Sean Packard, tax director at athlete wealth management firm OFS, estimates the total tax rate on Mickelson's earnings at the Open Championship are a whopping 60.6 percent. He projects the U.K. will take the largest portion at $628,900. The state of California will take another 13.3 percent, or $192,300. Add in the U.S. self-employment tax (2.9 percent) and Obamacare tax (0.9 percent), and Mickelson will take home an estimated $569,707 of his Open Championship winnings.
In addition, Mickelson will be taxed on the approximately $721,650 he earned for winning the Scottish Open a week ago. Packard estimates the total taxes paid on his winnings for both U.K. tournaments at $954,000, not taking into consideration any expenses that may be deductible. Packard estimates Mickelson will take home just 30 percent of his total earnings from Scotland after giving 10 percent to his caddy Jim "Bones" Mackay and paying his agent's cut and travel expenses.
It must be a frustrating situation for Mickelson, who only six months ago said he might need to make "drastic changes," which many interpreted as meaning he either planned to move from California or cut back on his tournament schedule.
"There are going to be some drastic changes for me because I happen to be in that zone that has been targeted both federally and by the state and, you know, it doesn't work for me right now," Mickelson said back in January.
Mickelson's tax burden in the U.K. goes beyond simply his winnings in the two tournaments. Athletes who compete in the U.K. are also taxed on their global endorsement income. The amount is determined by dividing the number of days the athlete spends training and competing in the U.K. annually by the total number of days he trained and competed around the world. That percentage is then multiplied by the athlete's total global endorsement income to determine the amount subject to taxation.
Forbes reports that for the period of June 1, 2012 to June 1, 2013, Mickelson earned $44 million in endorsements, more than 90 percent of his total earnings of $48.7 million.
The Open Championship is Mickelson's first major victory since the 2010 Masters, and it leaves him just one title away from a career Grand Slam, a feat accomplished by only five other golfers. That elusive victory was almost his this year at the U.S. Open as he entered the final round in the lead. Combine that with his bringing home the Claret Jug, and there's reason to believe Mickelson's endorsement income could increase this year, thereby increasing his tax burden in the U.K.

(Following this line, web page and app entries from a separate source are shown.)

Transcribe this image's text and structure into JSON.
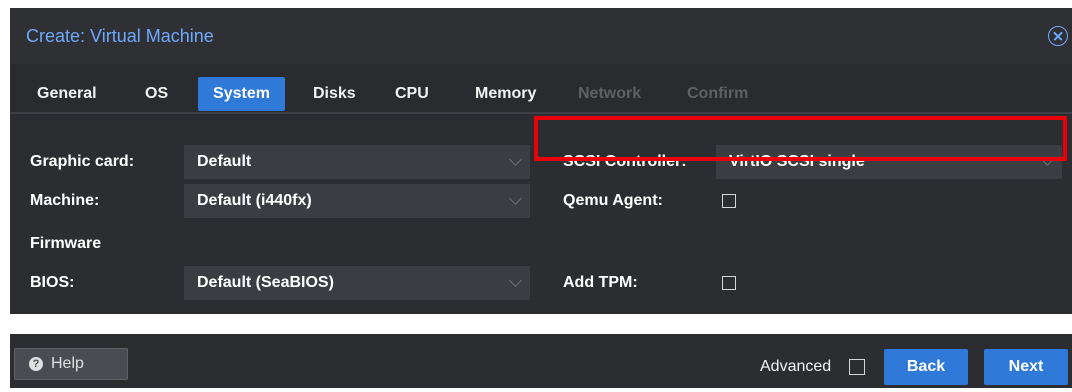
{
  "dialog": {
    "title": "Create: Virtual Machine",
    "close_icon": "close-circle-icon"
  },
  "tabs": [
    {
      "label": "General",
      "state": "normal"
    },
    {
      "label": "OS",
      "state": "normal"
    },
    {
      "label": "System",
      "state": "active"
    },
    {
      "label": "Disks",
      "state": "normal"
    },
    {
      "label": "CPU",
      "state": "normal"
    },
    {
      "label": "Memory",
      "state": "normal"
    },
    {
      "label": "Network",
      "state": "disabled"
    },
    {
      "label": "Confirm",
      "state": "disabled"
    }
  ],
  "form": {
    "graphic_card": {
      "label": "Graphic card:",
      "value": "Default"
    },
    "machine": {
      "label": "Machine:",
      "value": "Default (i440fx)"
    },
    "firmware_header": "Firmware",
    "bios": {
      "label": "BIOS:",
      "value": "Default (SeaBIOS)"
    },
    "scsi_controller": {
      "label": "SCSI Controller:",
      "value": "VirtIO SCSI single"
    },
    "qemu_agent": {
      "label": "Qemu Agent:",
      "checked": false
    },
    "add_tpm": {
      "label": "Add TPM:",
      "checked": false
    }
  },
  "footer": {
    "help_label": "Help",
    "help_icon": "question-circle-icon",
    "advanced_label": "Advanced",
    "advanced_checked": false,
    "back_label": "Back",
    "next_label": "Next"
  },
  "colors": {
    "accent": "#2f79d9",
    "title": "#6ea8ff",
    "dialog_bg": "#2b2d30",
    "field_bg": "#3b3d42",
    "highlight": "#e8000b"
  }
}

For the last period Forbes covered, Mickelson ranked behind only Roger Federer and Tiger Woods for endorsement income, both of whom earned an estimated $65 million each.
Bob Dorfman, an executive vice president at Baker Street Advertising, says, "I'd estimate that the British Open win, given its amazing quality -- and Phil's crowd-pleasing demeanor and likability throughout -- could bump him up to at least $50 million a year in deals.

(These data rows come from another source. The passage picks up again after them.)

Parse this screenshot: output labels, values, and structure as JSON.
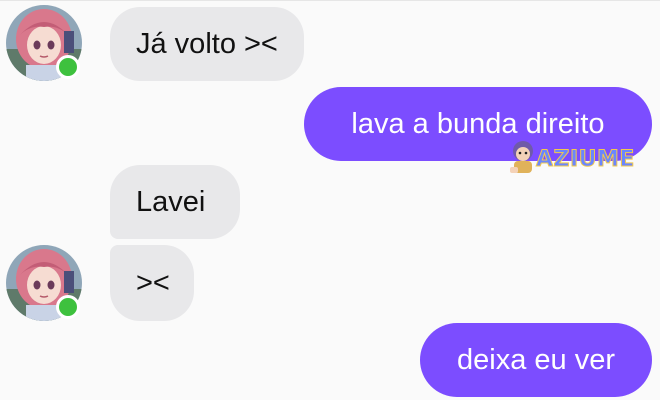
{
  "messages": [
    {
      "side": "in",
      "text": "Já volto ><",
      "has_avatar": true
    },
    {
      "side": "out",
      "text": "lava a bunda direito"
    },
    {
      "side": "in",
      "text": "Lavei",
      "has_avatar": false
    },
    {
      "side": "in",
      "text": "><",
      "has_avatar": true
    },
    {
      "side": "out",
      "text": "deixa eu ver"
    }
  ],
  "watermark": {
    "text": "AZIUME"
  },
  "colors": {
    "background": "#fafafa",
    "incoming_bubble": "#e8e8ea",
    "outgoing_bubble": "#7c4dff",
    "online_status": "#3ec13e"
  },
  "icons": {
    "avatar": "anime-girl-avatar",
    "status": "online-status-icon",
    "watermark_mascot": "mascot-icon"
  }
}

"The global nature of the event also helps his marketability with international marketers," said Dorfman.
Doug Shabelman, president of Burns Entertainment & Sports Marketing, says Mickelson's endorsement income could grow in a couple of different ways.
"He might have one more opportunity out there, and it would be in the seven-figure range per year for multiple years with limited service days," said Shabelman, explaining that Mickelson values his time with his family and already has a fairly full stable of endorsements.
"What could happen," said Shabelman, "is one or two of his sponsors whose deals might be coming up could potentially be convinced to now re-up with him."
Regardless of whether his endorsement money grows, the U.K. will want its piece of the endorsement pie at the end of the year to go along with the nearly $1 million Mickelson racked up in taxes on his winnings.